§ Provided records:
= Beginning of Section =

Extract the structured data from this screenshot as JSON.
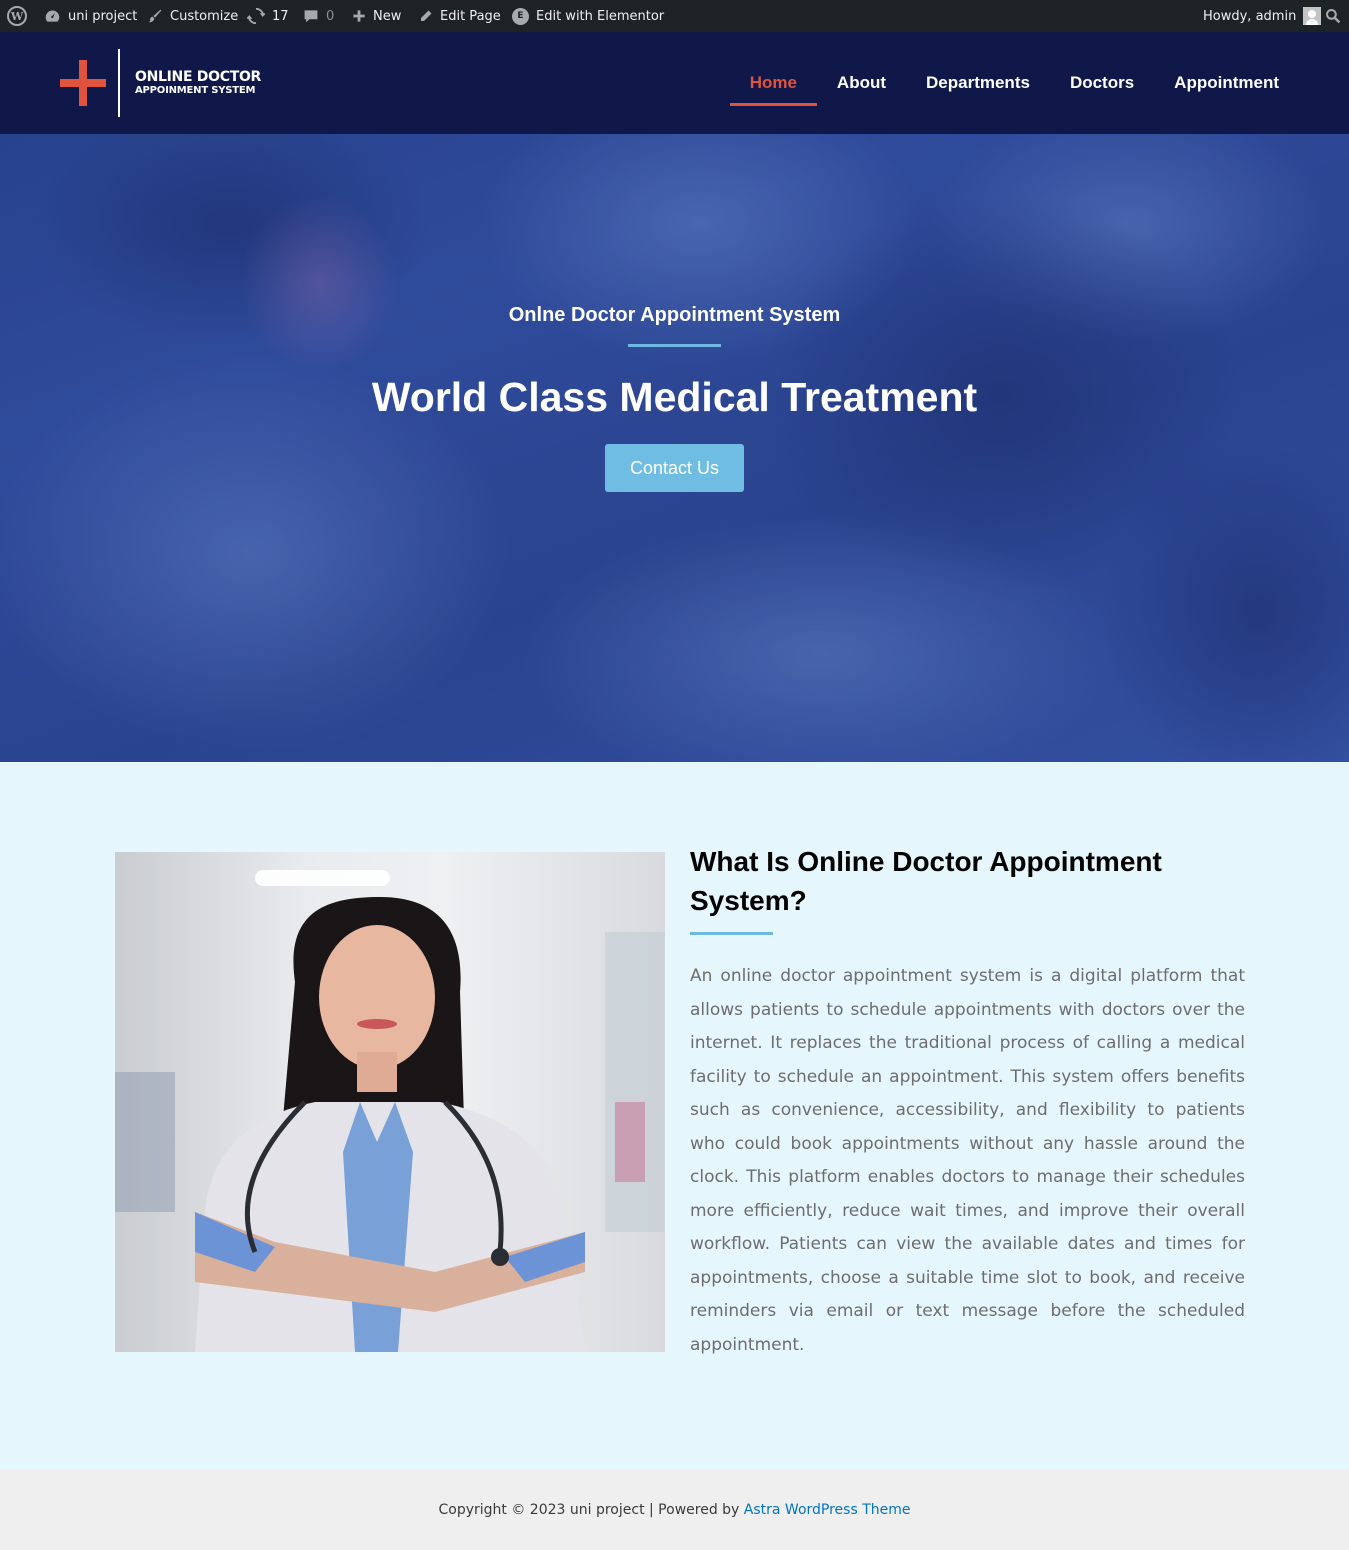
{
  "admin_bar": {
    "site_name": "uni project",
    "customize": "Customize",
    "updates_count": "17",
    "comments_count": "0",
    "new": "New",
    "edit_page": "Edit Page",
    "edit_with_elementor": "Edit with Elementor",
    "greeting": "Howdy, admin",
    "icons": [
      "wordpress-icon",
      "dashboard-icon",
      "brush-icon",
      "updates-icon",
      "comment-icon",
      "plus-icon",
      "pencil-icon",
      "elementor-icon",
      "avatar",
      "search-icon"
    ]
  },
  "header": {
    "logo_line1": "ONLINE DOCTOR",
    "logo_line2": "APPOINMENT SYSTEM",
    "nav": [
      "Home",
      "About",
      "Departments",
      "Doctors",
      "Appointment"
    ],
    "active_nav": "Home",
    "accent_color": "#e0533d",
    "background": "#10184a"
  },
  "hero": {
    "subtitle": "Onlne Doctor Appointment System",
    "title": "World Class Medical Treatment",
    "button": "Contact Us",
    "button_color": "#6fbde3"
  },
  "about": {
    "title": "What Is Online Doctor Appointment System?",
    "text": "An online doctor appointment system is a digital platform that allows patients to schedule appointments with doctors over the internet. It replaces the traditional process of calling a medical facility to schedule an appointment. This system offers benefits such as convenience, accessibility, and flexibility to patients who could book appointments without any hassle around the clock. This platform enables doctors to manage their schedules more efficiently, reduce wait times, and improve their overall workflow. Patients can view the available dates and times for appointments, choose a suitable time slot to book, and receive reminders via email or text message before the scheduled appointment."
  },
  "footer": {
    "copyright": "Copyright © 2023 uni project | Powered by ",
    "theme_link": "Astra WordPress Theme"
  }
}
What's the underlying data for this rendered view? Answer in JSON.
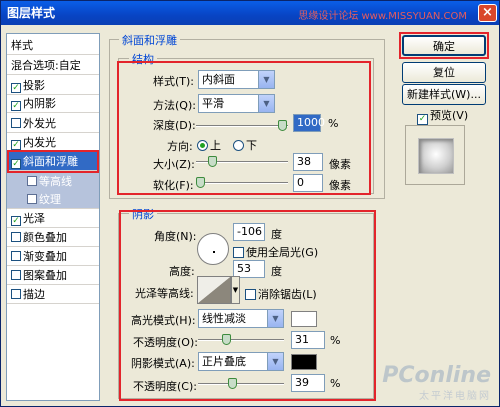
{
  "window": {
    "title": "图层样式",
    "watermark": "思缘设计论坛 www.MISSYUAN.COM",
    "close_glyph": "×"
  },
  "style_list": {
    "items": [
      {
        "label": "样式",
        "checkbox": false,
        "checked": false
      },
      {
        "label": "混合选项:自定",
        "checkbox": false,
        "checked": false
      },
      {
        "label": "投影",
        "checkbox": true,
        "checked": true
      },
      {
        "label": "内阴影",
        "checkbox": true,
        "checked": true
      },
      {
        "label": "外发光",
        "checkbox": true,
        "checked": false
      },
      {
        "label": "内发光",
        "checkbox": true,
        "checked": true
      },
      {
        "label": "斜面和浮雕",
        "checkbox": true,
        "checked": true
      },
      {
        "label": "等高线",
        "checkbox": true,
        "checked": false
      },
      {
        "label": "纹理",
        "checkbox": true,
        "checked": false
      },
      {
        "label": "光泽",
        "checkbox": true,
        "checked": true
      },
      {
        "label": "颜色叠加",
        "checkbox": true,
        "checked": false
      },
      {
        "label": "渐变叠加",
        "checkbox": true,
        "checked": false
      },
      {
        "label": "图案叠加",
        "checkbox": true,
        "checked": false
      },
      {
        "label": "描边",
        "checkbox": true,
        "checked": false
      }
    ]
  },
  "bevel": {
    "group_title": "斜面和浮雕",
    "structure_title": "结构",
    "style_label": "样式(T):",
    "style_value": "内斜面",
    "technique_label": "方法(Q):",
    "technique_value": "平滑",
    "depth_label": "深度(D):",
    "depth_value": "1000",
    "depth_unit": "%",
    "depth_level": 1.0,
    "direction_label": "方向:",
    "direction_up": "上",
    "direction_down": "下",
    "size_label": "大小(Z):",
    "size_value": "38",
    "size_unit": "像素",
    "size_level": 0.15,
    "soften_label": "软化(F):",
    "soften_value": "0",
    "soften_unit": "像素",
    "soften_level": 0.0
  },
  "shading": {
    "title": "阴影",
    "angle_label": "角度(N):",
    "angle_value": "-106",
    "angle_unit": "度",
    "global_light_label": "使用全局光(G)",
    "altitude_label": "高度:",
    "altitude_value": "53",
    "altitude_unit": "度",
    "gloss_label": "光泽等高线:",
    "antialias_label": "消除锯齿(L)",
    "highlight_mode_label": "高光模式(H):",
    "highlight_mode_value": "线性减淡",
    "highlight_opacity_label": "不透明度(O):",
    "highlight_opacity_value": "31",
    "highlight_opacity_level": 0.31,
    "percent": "%",
    "shadow_mode_label": "阴影模式(A):",
    "shadow_mode_value": "正片叠底",
    "shadow_opacity_label": "不透明度(C):",
    "shadow_opacity_value": "39",
    "shadow_opacity_level": 0.39,
    "highlight_color": "#ffffff",
    "shadow_color": "#000000"
  },
  "buttons": {
    "ok": "确定",
    "reset": "复位",
    "new_style": "新建样式(W)...",
    "preview": "预览(V)"
  },
  "watermark2": {
    "brand": "PConline",
    "sub": "太平洋电脑网"
  },
  "colors": {
    "annotation_red": "#e3242b",
    "accent_blue": "#0046d5",
    "selection": "#316ac5"
  }
}
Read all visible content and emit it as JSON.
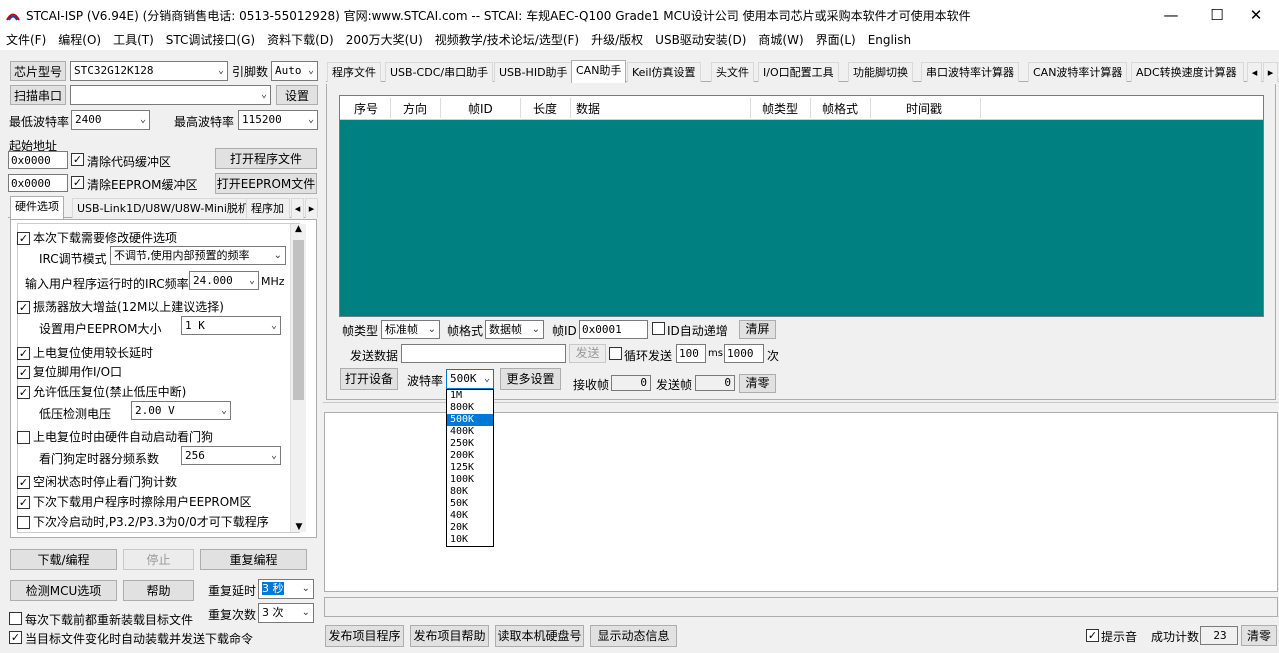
{
  "window": {
    "title": "STCAI-ISP (V6.94E) (分销商销售电话: 0513-55012928) 官网:www.STCAI.com  -- STCAI: 车规AEC-Q100 Grade1 MCU设计公司 使用本司芯片或采购本软件才可使用本软件",
    "minimize": "—",
    "maximize": "☐",
    "close": "✕"
  },
  "menu": [
    "文件(F)",
    "编程(O)",
    "工具(T)",
    "STC调试接口(G)",
    "资料下载(D)",
    "200万大奖(U)",
    "视频教学/技术论坛/选型(F)",
    "升级/版权",
    "USB驱动安装(D)",
    "商城(W)",
    "界面(L)",
    "English"
  ],
  "left": {
    "chip_type_label": "芯片型号",
    "chip_type_value": "STC32G12K128",
    "pin_count_label": "引脚数",
    "pin_count_value": "Auto",
    "scan_port_label": "扫描串口",
    "scan_port_value": "",
    "settings_label": "设置",
    "min_baud_label": "最低波特率",
    "min_baud_value": "2400",
    "max_baud_label": "最高波特率",
    "max_baud_value": "115200",
    "start_addr_label": "起始地址",
    "code_addr": "0x0000",
    "clear_code_label": "清除代码缓冲区",
    "open_prog_label": "打开程序文件",
    "eeprom_addr": "0x0000",
    "clear_eeprom_label": "清除EEPROM缓冲区",
    "open_eeprom_label": "打开EEPROM文件",
    "tabs": [
      "硬件选项",
      "USB-Link1D/U8W/U8W-Mini脱机",
      "程序加"
    ],
    "hw": {
      "modify_hw": "本次下载需要修改硬件选项",
      "irc_mode_label": "IRC调节模式",
      "irc_mode_value": "不调节,使用内部预置的频率",
      "irc_freq_label": "输入用户程序运行时的IRC频率",
      "irc_freq_value": "24.000",
      "irc_freq_unit": "MHz",
      "osc_gain": "振荡器放大增益(12M以上建议选择)",
      "eeprom_size_label": "设置用户EEPROM大小",
      "eeprom_size_value": "1    K",
      "long_reset": "上电复位使用较长延时",
      "reset_io": "复位脚用作I/O口",
      "lvd_reset": "允许低压复位(禁止低压中断)",
      "lvd_voltage_label": "低压检测电压",
      "lvd_voltage_value": "2.00 V",
      "wdt_auto": "上电复位时由硬件自动启动看门狗",
      "wdt_div_label": "看门狗定时器分频系数",
      "wdt_div_value": "256",
      "wdt_idle_stop": "空闲状态时停止看门狗计数",
      "erase_eeprom": "下次下载用户程序时擦除用户EEPROM区",
      "p32_p33": "下次冷启动时,P3.2/P3.3为0/0才可下载程序"
    },
    "download_label": "下载/编程",
    "stop_label": "停止",
    "reprogram_label": "重复编程",
    "check_mcu_label": "检测MCU选项",
    "help_label": "帮助",
    "repeat_delay_label": "重复延时",
    "repeat_delay_value": "3 秒",
    "repeat_count_label": "重复次数",
    "repeat_count_value": "3 次",
    "reload_each": "每次下载前都重新装载目标文件",
    "auto_reload": "当目标文件变化时自动装载并发送下载命令"
  },
  "right": {
    "tabs": [
      "程序文件",
      "USB-CDC/串口助手",
      "USB-HID助手",
      "CAN助手",
      "Keil仿真设置",
      "头文件",
      "I/O口配置工具",
      "功能脚切换",
      "串口波特率计算器",
      "CAN波特率计算器",
      "ADC转换速度计算器"
    ],
    "grid_headers": [
      "序号",
      "方向",
      "帧ID",
      "长度",
      "数据",
      "帧类型",
      "帧格式",
      "时间戳"
    ],
    "frame_type_label": "帧类型",
    "frame_type_value": "标准帧",
    "frame_format_label": "帧格式",
    "frame_format_value": "数据帧",
    "frame_id_label": "帧ID",
    "frame_id_value": "0x0001",
    "id_auto_inc": "ID自动递增",
    "clear_screen": "清屏",
    "send_data_label": "发送数据",
    "send_data_value": "",
    "send_label": "发送",
    "loop_send": "循环发送",
    "loop_ms_value": "100",
    "ms_unit": "ms",
    "loop_count_value": "1000",
    "count_unit": "次",
    "open_device": "打开设备",
    "baud_label": "波特率",
    "baud_value": "500K",
    "more_settings": "更多设置",
    "recv_label": "接收帧",
    "recv_value": "0",
    "send_frame_label": "发送帧",
    "send_frame_value": "0",
    "clear_zero": "清零",
    "baud_options": [
      "1M",
      "800K",
      "500K",
      "400K",
      "250K",
      "200K",
      "125K",
      "100K",
      "80K",
      "50K",
      "40K",
      "20K",
      "10K"
    ],
    "baud_selected_index": 2
  },
  "bottom": {
    "publish_prog": "发布项目程序",
    "publish_help": "发布项目帮助",
    "read_disk": "读取本机硬盘号",
    "show_dynamic": "显示动态信息",
    "tip_sound": "提示音",
    "success_count_label": "成功计数",
    "success_count_value": "23",
    "clear_zero": "清零"
  },
  "colors": {
    "grid_bg": "#008080",
    "accent": "#0078d7"
  }
}
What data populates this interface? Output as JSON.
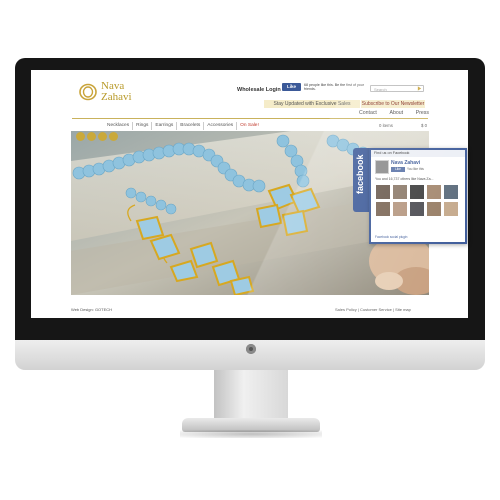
{
  "header": {
    "logo_line1": "Nava",
    "logo_line2": "Zahavi",
    "wholesale_login": "Wholesale Login",
    "fb_like_button": "Like",
    "fb_like_text": "68 people like this. Be the first of your friends.",
    "search_placeholder": "Search",
    "stay_updated": "Stay Updated with Exclusive Sales",
    "subscribe": "Subscribe to Our Newsletter",
    "topnav": [
      "Contact",
      "About",
      "Press"
    ]
  },
  "nav": {
    "items": [
      "Necklaces",
      "Rings",
      "Earrings",
      "Bracelets",
      "Accessories",
      "On Sale!"
    ],
    "cart_items": "0 items",
    "cart_total": "$ 0"
  },
  "footer": {
    "credit": "Web Design: GOTECH",
    "links": "Sales Policy | Customer Service | Site map"
  },
  "facebook": {
    "tab_label": "facebook",
    "header": "Find us on Facebook",
    "page_name": "Nava Zahavi",
    "like_button": "Like",
    "you_like": "You like this",
    "count_text": "You and 16,737 others like Nava Za...",
    "plugin_text": "Facebook social plugin",
    "colors": {
      "brand": "#3b5998"
    }
  },
  "colors": {
    "gold": "#c9b25c",
    "sale_red": "#c0392b",
    "banner": "#f5ecc9",
    "bezel": "#161616"
  }
}
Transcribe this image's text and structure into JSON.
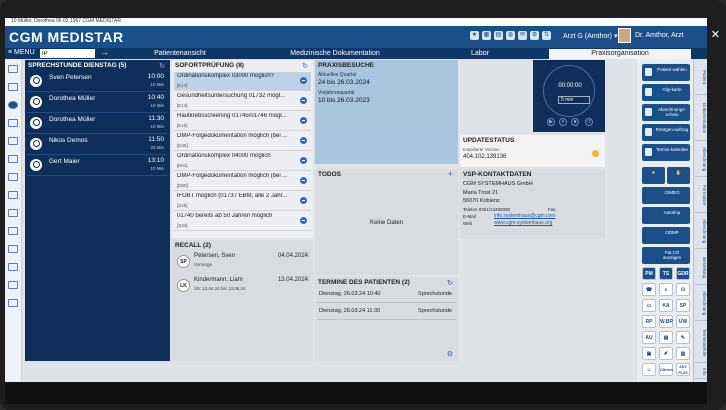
{
  "window": {
    "title_strip": "10 Müller, Dorothea 06.02.1967 CGM MEDISTAR",
    "close_glyph": "✕"
  },
  "header": {
    "app_title": "CGM MEDISTAR",
    "icons": [
      "user-star-icon",
      "table-icon",
      "print-icon",
      "globe-icon",
      "message-icon",
      "settings-icon",
      "arrows-icon"
    ],
    "doctor_select": "Arzt G (Amthor)",
    "user_name": "Dr. Amthor, Arzt"
  },
  "menubar": {
    "menu_label": "≡ MENU",
    "patient_input": "IP",
    "tabs": [
      {
        "label": "Patientenansicht",
        "active": false
      },
      {
        "label": "Medizinische Dokumentation",
        "active": false
      },
      {
        "label": "Labor",
        "active": false
      },
      {
        "label": "Praxisorganisation",
        "active": true
      }
    ]
  },
  "sprechstunde": {
    "title": "SPRECHSTUNDE DIENSTAG (5)",
    "rows": [
      {
        "name": "Sven Petersen",
        "time": "10:00",
        "duration": "10 Min"
      },
      {
        "name": "Dorothea Müller",
        "time": "10:40",
        "duration": "10 Min"
      },
      {
        "name": "Dorothea Müller",
        "time": "11:30",
        "duration": "10 Min"
      },
      {
        "name": "Nikos Demos",
        "time": "11:50",
        "duration": "20 Min"
      },
      {
        "name": "Gert Maier",
        "time": "13:10",
        "duration": "10 Min"
      }
    ]
  },
  "sofort": {
    "title": "SOFORTPRÜFUNG (8)",
    "items": [
      {
        "text": "Ordinationskomplex 03000 möglich?",
        "code": "[E13]",
        "selected": true
      },
      {
        "text": "Gesundheitsuntersuchung 01732 mögl...",
        "code": "[E14]",
        "selected": false
      },
      {
        "text": "Hautkrebsscreening 01745/01746 mögl...",
        "code": "[E15]",
        "selected": false
      },
      {
        "text": "DMP-Folgedokumentation möglich (bei ...",
        "code": "[D45]",
        "selected": false
      },
      {
        "text": "Ordinationskomplex 04000 möglich",
        "code": "[E01]",
        "selected": false
      },
      {
        "text": "DMP-Folgedokumentation möglich (bei ...",
        "code": "[D60]",
        "selected": false
      },
      {
        "text": "iFOBT möglich (01737 EBM, alle 2 Jahr...",
        "code": "[S29]",
        "selected": false
      },
      {
        "text": "01740 bereits ab 50 Jahren möglich",
        "code": "[S34]",
        "selected": false
      }
    ]
  },
  "recall": {
    "title": "RECALL (2)",
    "rows": [
      {
        "initials": "SP",
        "name": "Petersen, Sven",
        "date": "04.04.2024",
        "sub": "Vorsorge"
      },
      {
        "initials": "LK",
        "name": "Kindermann, Liam",
        "date": "13.04.2024",
        "sub": "U5: 13.04.24 bis 13.06.24"
      }
    ]
  },
  "praxisbesuche": {
    "title": "PRAXISBESUCHE",
    "current_label": "Aktuelles Quartal",
    "current_value": "24 bis 26.03.2024",
    "prev_label": "Vorjahresquartal",
    "prev_value": "10 bis 26.03.2023"
  },
  "todos": {
    "title": "TODOS",
    "add": "+",
    "empty": "Keine Daten"
  },
  "termine": {
    "title": "TERMINE DES PATIENTEN (2)",
    "rows": [
      {
        "date": "Dienstag, 26.03.24 10:40",
        "type": "Sprechstunde"
      },
      {
        "date": "Dienstag, 26.03.24 11:30",
        "type": "Sprechstunde"
      }
    ]
  },
  "timer": {
    "time": "00:00:00",
    "input": "5 min"
  },
  "update": {
    "title": "UPDATESTATUS",
    "label": "Installierte Version",
    "version": "404.102.139136",
    "status_color": "#f3b23a"
  },
  "vsp": {
    "title": "VSP-KONTAKTDATEN",
    "company": "CGM SYSTEMHAUS GmbH",
    "street": "Maria Trost 21",
    "city": "56070 Koblenz",
    "phone": "Telefon 0261/13492000",
    "fax": "Fax",
    "email_label": "E-Mail",
    "email": "info.systemhaus@cgm.com",
    "web_label": "Web",
    "web": "www.cgm-systemhaus.org"
  },
  "rightbar": {
    "buttons": [
      "Patient wählen",
      "Clip-karte",
      "Abrechnungs-schein",
      "Röntgen-auftrag",
      "Termin-kalender"
    ],
    "labels": [
      "GIMEO",
      "Autolmp",
      "ODMP",
      "Pat.CD anzeigen"
    ],
    "grid": [
      "PM",
      "TS",
      "GDR",
      "KA",
      "SP",
      "RP",
      "W.BP",
      "ÜW",
      "AU",
      "Clinics",
      "ADV PLUS"
    ]
  },
  "side_tabs": [
    "Patient",
    "Dokumentation",
    "Abrechnung",
    "Formulare",
    "Abrechnung",
    "Bestellung",
    "Abrechnung",
    "Terminaufrufe",
    "Info"
  ]
}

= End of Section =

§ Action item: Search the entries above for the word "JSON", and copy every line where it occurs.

§ Written response:
Extract the structured data from this screenshot as JSON.
What's the underlying data for this rendered view? Answer in JSON.
Read all visible content and emit it as JSON.
What data populates this interface? Output as JSON.
Transcribe this image's text and structure into JSON.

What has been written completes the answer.